Hitler Flower Painting Could Exceed $30,000 At Auction
A watercolour painting by Adolf Hitler from 1912, could fetch more than $30,000, or £20,093, when it hits the auction block, the Telegraph reports. Proving there certainly is no accounting for taste. The painting is being sold by Nate D. Sanders, a Los Angeles-based auction house specialising in memorabilia.
The work is a still life depicting a bouquet of orange, red, and pink flowers in a pitcher has a starting price of $30,000, and features a stamp from Hitler's dealer Samuel Morgenstein on its back. According to the auction house's website, “Morgenstern owned an art gallery in Vienna and sold many works by Hitler beginning in 1911; ironically, this Jewish gallery owner was one of the few individuals to see talent in Hitler's work and paid him well for his paintings. His gallery was later seized when Hitler came to power."
Last year an equally banal painting by Adolf Hitler was auctioned off at the Weidler auction house in Nuremberg. The work went under the hammer for €130,000, or £102,000. The watercolour painting dated from 1914 or 1915, the titled of which is 'The Old Town Hall' and is a depiction of the Munich registrar's office, was put up for sale by two elderly sisters, whose grandfather bought the artwork in 1916, when Hitler was in his 20s.
The sale of Hitler's artworks, of which there are about 800 examples known to exist, is permitted unless a piece includes any kind of Nazi imagery. It is widely considered that Hitler's works are only collected for their notoriety and historical value, and not for their quality, as the irony is that for a fascist leader who attempted to take over the world with his thousand year Reich - Hitler's art is a drab emotionless and talentless affair, with no artistic value whatsoever.
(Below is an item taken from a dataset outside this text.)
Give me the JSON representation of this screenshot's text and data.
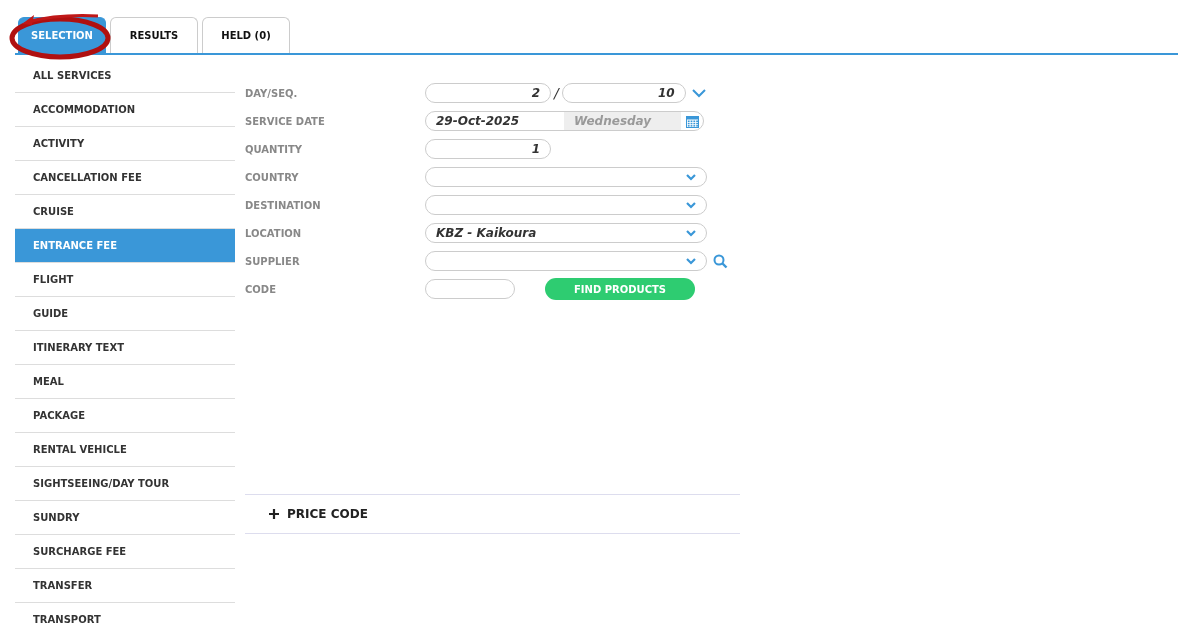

Hitler began painting in 1908 after moving to Vienna, where he was twice rejected by the Vienna Academy of Art, but had a supporter in Samuel Morgenstern, a Jewish art dealer, who sold a number of Hitler's paintings to wealthy Viennese Jewish clients. Morgenstern was eventually deported to the Lodz Ghetto, where he died in 1943.